Charlie Ergen, chief executive of Dish Network, is a gambling man.
Before selling satellite dishes out of a truck with his wife, Candy, 30 years ago, he tried his hand at professional blackjack in Las Vegas. Now the outspoken billionaire appears to be placing one of his biggest bets yet: on Internet video.
This month, Dish bought Blockbuster off the auction block for $320 million. The move was as puzzling to industry watchers as it was intriguing. Blockbuster, the brick-and-mortar video chain, had been knocked flat by Internet companies such as Netflix that were quicker to move from DVD rentals to streaming movies online.
It was a tale of fast-shifting fortunes: Blockbuster’s stock was delisted from the New York Stock Exchange this past summer, and it filed for Chapter 11 bankruptcy protection — a steep falloff for a company that was worth $1.6 billion in 2002. Netflix, by contrast, has built a market capitalization of $13 billion — up from $288 million in 2002 — and now streams content to more than 200 devices.
Customers may have moved on from Blockbuster, but Ergen sees promise. He notes that Blockbuster has valuable streaming technology. Still, Dish has emphasized plans to use 500 of the video chain’s 1,700 retail stores to sell its subscriptions and TV set-top boxes.
Industry insiders, however, are calling his bluff. Ergen, chairman of Dish and its sister company, EchoStar, must be dreaming bigger, they say.
“Charlie Ergen has made a lot of money by being contrarian and taking bets,” Liberty Media chief executive Greg Maffei said in an interview. “I think he’s going to take Blockbuster, stabilize the business, move to streaming and push Dish subscriptions overall. The key will be to leverage his businesses.”
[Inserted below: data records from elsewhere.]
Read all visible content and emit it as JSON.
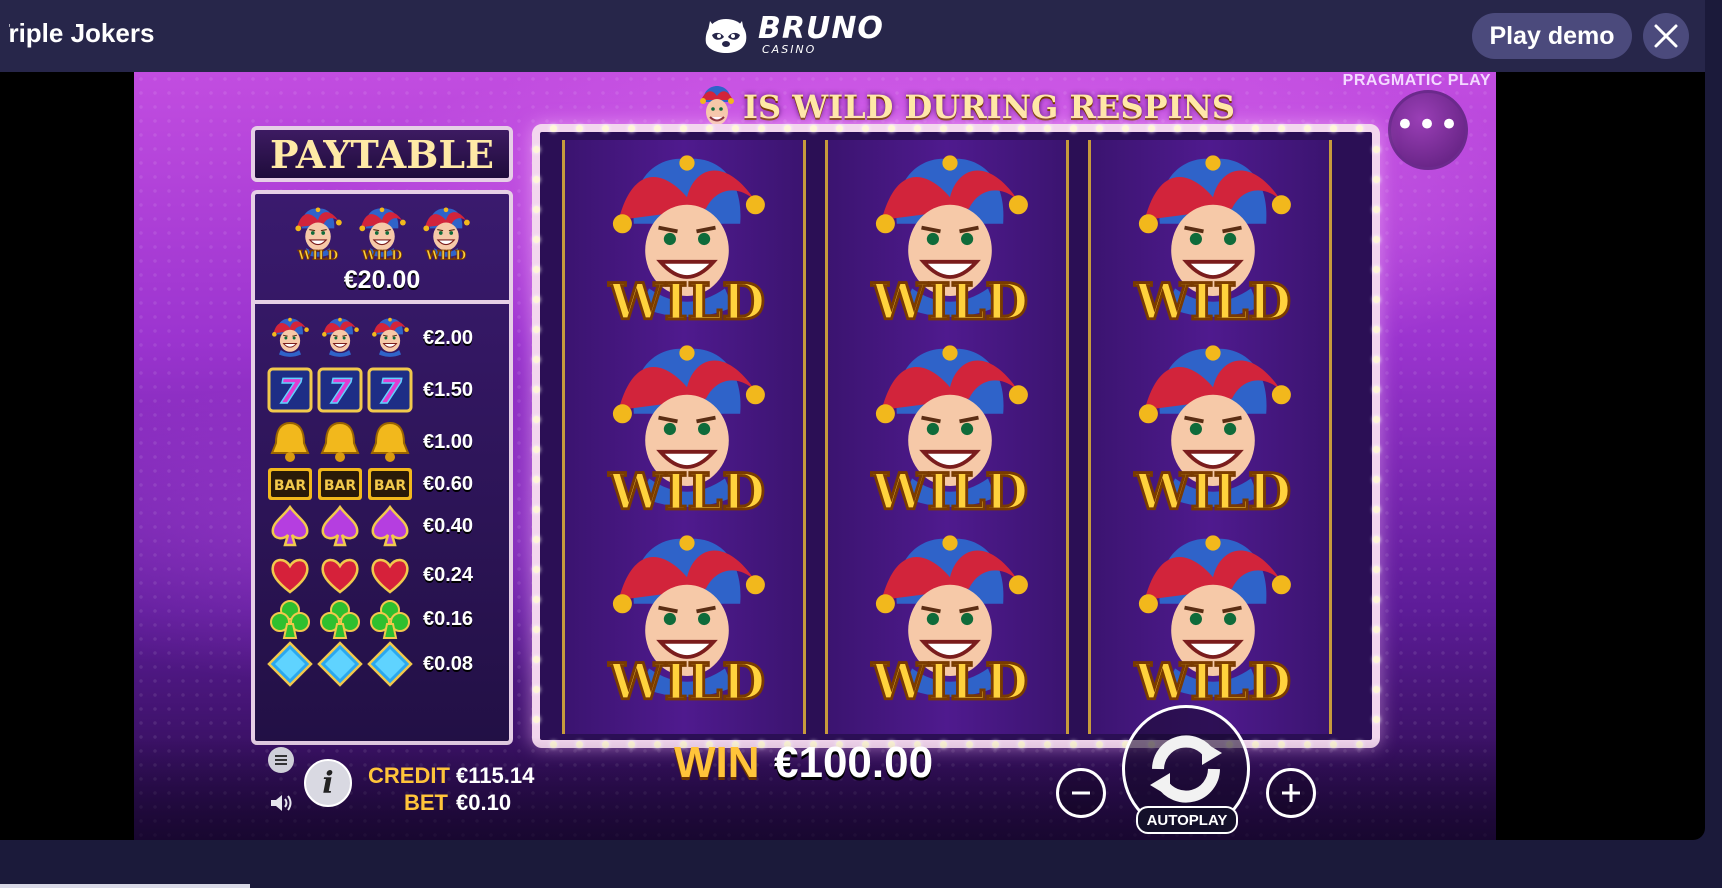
{
  "header": {
    "game_title": "Triple Jokers",
    "brand_name": "BRUNO",
    "brand_sub": "CASINO",
    "play_demo_label": "Play demo"
  },
  "game": {
    "provider": "PRAGMATIC PLAY",
    "banner": "IS WILD DURING RESPINS",
    "paytable": {
      "title": "PAYTABLE",
      "top": {
        "symbol": "joker-wild",
        "value": "€20.00"
      },
      "rows": [
        {
          "symbol": "joker",
          "value": "€2.00"
        },
        {
          "symbol": "seven",
          "value": "€1.50"
        },
        {
          "symbol": "bell",
          "value": "€1.00"
        },
        {
          "symbol": "bar",
          "value": "€0.60"
        },
        {
          "symbol": "spade",
          "value": "€0.40"
        },
        {
          "symbol": "heart",
          "value": "€0.24"
        },
        {
          "symbol": "club",
          "value": "€0.16"
        },
        {
          "symbol": "diamond",
          "value": "€0.08"
        }
      ]
    },
    "wild_label": "WILD",
    "bar_label": "BAR",
    "seven_label": "7",
    "reels": [
      [
        "joker-wild",
        "joker-wild",
        "joker-wild"
      ],
      [
        "joker-wild",
        "joker-wild",
        "joker-wild"
      ],
      [
        "joker-wild",
        "joker-wild",
        "joker-wild"
      ]
    ],
    "credit_label": "CREDIT",
    "credit_value": "€115.14",
    "bet_label": "BET",
    "bet_value": "€0.10",
    "win_label": "WIN",
    "win_value": "€100.00",
    "autoplay_label": "AUTOPLAY"
  },
  "colors": {
    "accent_gold": "#ffc43a",
    "topbar": "#27264a",
    "button": "#4b4a7c"
  }
}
Blockbuster has a vast library of movies and shows and the licensing rights to stream them over the Web. That’s valuable content for Dish and EchoStar, which have snapped up airwaves — broadcast and satellite — in recent years that allow the companies to offer broadband Internet access to subscribers.
Dish, with a value of $10.7 billion, has 14 million customers. Its rival DirecTV has 19 million. But Ergen has said he is restless and ready to shift the business to respond to new competition from the Internet. With a war chest of $3 billion, he has made a series of quiet acquisitions, many on the cheap, analysts said.
In 2007, Dish and EchoStar spent $380 million on Sling Media, a video player application for the iPhone and other devices. In 2008, Dish and EchoStar separated, and Dish bought $700 million in mobile Internet airwaves at auction from the Federal Communications Commission.
This year, Dish spent $1 billion on DBSD, a firm with satellite spectrum that can be used for mobile broadband Internet access. EchoStar bought Move Networks, a streaming-video company, and announced its intent to buy Hughes Communications, a satellite firm with spectrum that can also be used for high-speed Internet networks.
A reborn Blockbuster?
And now, Blockbuster. If it is Dish’s hand to play against Netflix, it’s a modest wager compared with investments made by other firms. But the biggest question is whether Ergen can make something of a company that is business school case study for failure.
Observers say Blockbuster could do better under different management. In an article in the Harvard Business Review, former Blockbuster chief executive John Antioco said the business was held back by squabbling between former parent company Viacom’s shareholders and management over the company’s online strategy.
Viacom didn’t want to put its movies and television shows online; it was making more money from theaters, DVD sales and licensing fees with cable companies. While Blockbuster shareholders spent precious time debating the merits of late fees for video rentals and retail store tie-ups with companies such as Barnes & Noble, Netflix was renting videos online and building the technology to stream video over game consoles, laptops and mobile phones. And Redbox was offering cheaper rentals at grocery stores.
“I firmly believe that if our online strategy had not been essentially abandoned, Blockbuster Online would have 10 million subscribers today,” Antioco said, “and we’d be rivaling Netflix for the leadership position in the Internet downloading business.”
Blockbuster has licensing deals with 20th Century Fox, Lionsgate, MGM, Sony Pictures and Universal. Films from those Hollywood studios can stream to Blockbuster customers on smartphones, tablets, laptops and televisions.
“Dish’s move to buy Blockbuster is super-smart because it’s all about getting those licenses for content,” said Markham Erickson, a tech industry lobbyist for the law firm Holch & Erickson. “Dish is a company that realizes you can’t stop moving or you’ll be passed.”
Of course, Dish is in a footrace with Netflix, Hulu and YouTube to get into American homes. And Netflix, for one, seems a step ahead.